Miraculously devoid of grease, this fried rice boasts fluffy grains, crisp bean sprouts, non-mushy peas and nubs of carrot, as well as egg and pieces of smoky barbecqued pork; it's topped with a flurry of fried shallot (a seafood version adds small pieces of shrimp and squid). There's plenty of char in this dish, maybe eighty years' worth, and I suspect that's half its appeal. It's assertively fishy, extremely spicy, and completely addictive.
Hailam mee (Hainan noodles) boasts wonderfully chewy noodles, thick as the thin end of a chopstick, served wet, in a viscous broth or dry, in a light pool of soy and other seasonings. The latter, dotted with a few slices of pork, the odd bit of squid, and ribbons of choy sum, are a noodle lover's dream. Though slippery and hard to handle, they're well worth the effort.
Roti babi (pork bread) is a Yut Kee specialty; trays and trays of this treat are stacked one on top of the other in a wheeled cart just inside the kitchen door.
A small, puffy white loaf encloses a filling of succulent roast pork and onions. The flavorsome pig has been slow-cooked into shreds of porcine goodness, onions sauteed into silky caramel strands. The two make for a mouthwatering combo, spooned up on its own or eaten together with pieces of the light and fluffy bread.
Other notable nibbles at Yut Kee include the fried mee sua (thin rice vermicelli with sliced napa cabbage and chunks of gizzard and squid) and a not-too-rich, fragrant, and surprisingly spicy chicken in red curry.

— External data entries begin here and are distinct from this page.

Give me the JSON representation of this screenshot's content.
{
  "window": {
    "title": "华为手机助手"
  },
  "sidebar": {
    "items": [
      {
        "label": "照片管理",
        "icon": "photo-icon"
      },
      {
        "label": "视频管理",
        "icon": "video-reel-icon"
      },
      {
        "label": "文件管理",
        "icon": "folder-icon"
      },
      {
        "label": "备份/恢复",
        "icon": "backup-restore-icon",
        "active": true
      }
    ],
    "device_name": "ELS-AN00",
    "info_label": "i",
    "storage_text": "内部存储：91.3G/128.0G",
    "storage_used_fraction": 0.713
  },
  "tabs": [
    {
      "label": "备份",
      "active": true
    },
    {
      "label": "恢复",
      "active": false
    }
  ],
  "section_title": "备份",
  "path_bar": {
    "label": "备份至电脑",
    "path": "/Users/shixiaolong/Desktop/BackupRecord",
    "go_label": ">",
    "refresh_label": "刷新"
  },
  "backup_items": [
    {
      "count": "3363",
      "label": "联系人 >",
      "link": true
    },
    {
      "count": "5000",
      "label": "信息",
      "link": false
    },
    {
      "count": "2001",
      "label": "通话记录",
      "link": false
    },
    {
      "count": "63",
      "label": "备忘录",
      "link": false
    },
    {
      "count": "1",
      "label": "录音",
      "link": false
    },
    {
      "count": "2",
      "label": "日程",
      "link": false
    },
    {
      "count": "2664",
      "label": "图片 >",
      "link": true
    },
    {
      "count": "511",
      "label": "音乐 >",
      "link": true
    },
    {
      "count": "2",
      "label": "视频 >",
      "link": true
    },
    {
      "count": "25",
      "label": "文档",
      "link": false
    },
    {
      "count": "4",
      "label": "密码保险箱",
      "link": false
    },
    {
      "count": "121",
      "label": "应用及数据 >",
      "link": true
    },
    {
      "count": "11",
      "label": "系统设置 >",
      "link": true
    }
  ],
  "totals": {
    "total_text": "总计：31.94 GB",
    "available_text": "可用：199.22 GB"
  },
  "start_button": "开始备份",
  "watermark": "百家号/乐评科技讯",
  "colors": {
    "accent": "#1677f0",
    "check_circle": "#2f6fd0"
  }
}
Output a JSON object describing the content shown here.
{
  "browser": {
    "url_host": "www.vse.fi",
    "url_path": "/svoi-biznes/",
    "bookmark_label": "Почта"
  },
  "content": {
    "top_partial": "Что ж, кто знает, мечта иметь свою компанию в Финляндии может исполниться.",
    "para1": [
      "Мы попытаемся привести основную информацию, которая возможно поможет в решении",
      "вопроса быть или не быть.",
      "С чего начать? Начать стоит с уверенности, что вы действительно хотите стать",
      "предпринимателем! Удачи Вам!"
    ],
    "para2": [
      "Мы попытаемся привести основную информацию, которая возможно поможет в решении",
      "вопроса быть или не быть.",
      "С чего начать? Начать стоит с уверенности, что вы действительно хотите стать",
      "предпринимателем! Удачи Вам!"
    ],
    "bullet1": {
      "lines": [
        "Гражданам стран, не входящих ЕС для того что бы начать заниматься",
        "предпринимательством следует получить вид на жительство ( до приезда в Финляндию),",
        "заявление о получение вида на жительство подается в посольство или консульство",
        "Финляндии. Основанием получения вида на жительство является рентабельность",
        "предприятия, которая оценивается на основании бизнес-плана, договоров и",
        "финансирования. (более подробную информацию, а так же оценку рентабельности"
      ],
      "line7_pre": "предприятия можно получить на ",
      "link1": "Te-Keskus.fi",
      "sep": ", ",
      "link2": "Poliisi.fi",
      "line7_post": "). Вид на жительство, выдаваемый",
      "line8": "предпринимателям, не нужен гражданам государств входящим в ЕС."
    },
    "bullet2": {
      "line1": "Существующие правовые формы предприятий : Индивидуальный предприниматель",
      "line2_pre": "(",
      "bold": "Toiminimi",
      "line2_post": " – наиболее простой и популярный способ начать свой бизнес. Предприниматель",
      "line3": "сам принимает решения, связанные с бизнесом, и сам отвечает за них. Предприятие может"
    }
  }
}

A meal at Yut Kee isn't complete without a cup of Jack's strong coffee, brewed from a fragrant mix of Malaysian and Indonesian beans, and toast with butter and kaya (sinfully rich coconut 'jam') or a slice of kaya roll (soft sponge cake rolled around a kaya filling).
Yut Kee's kaya is made in-house, in a mammoth double boiler fashioned from a thirty-year-old Castrol oil drum; the lid is held in place with an heavy old-fashioned iron from the laundry across the street (now defunct).
One batch of the jam, which is made from 300 eggs, 30 kilos of white sugar, and milk from about 68 coconuts, is gently cooked for 18 to 20 hours -- stirred, as Jack says, "whenever we have time". It will fill kaya rolls, cover slices of grilled or steamed bread, and satisfy carry-out customers for about a week.
If customer numbers are anything to go by, Yut Kee could well be around for another eighty years. Let's hope so, for it's a welcome respite in a city that, in many respects, has done far too little to preserve its unique Malaysian character.
Yut Kee Restaurant, 35 Jalan Dang Wangi. Tel. 03-2698-8108. 8am-5pm, closed Mondays and last Sunday of the month. Public transport: monorail to Dang Wangi stop. Exit the monorail station and turn right, then right up Dang Wangi. Cross the bridge and Yut Kee will be 1 1/2 blocks on your right (about a 10-15 minute walk).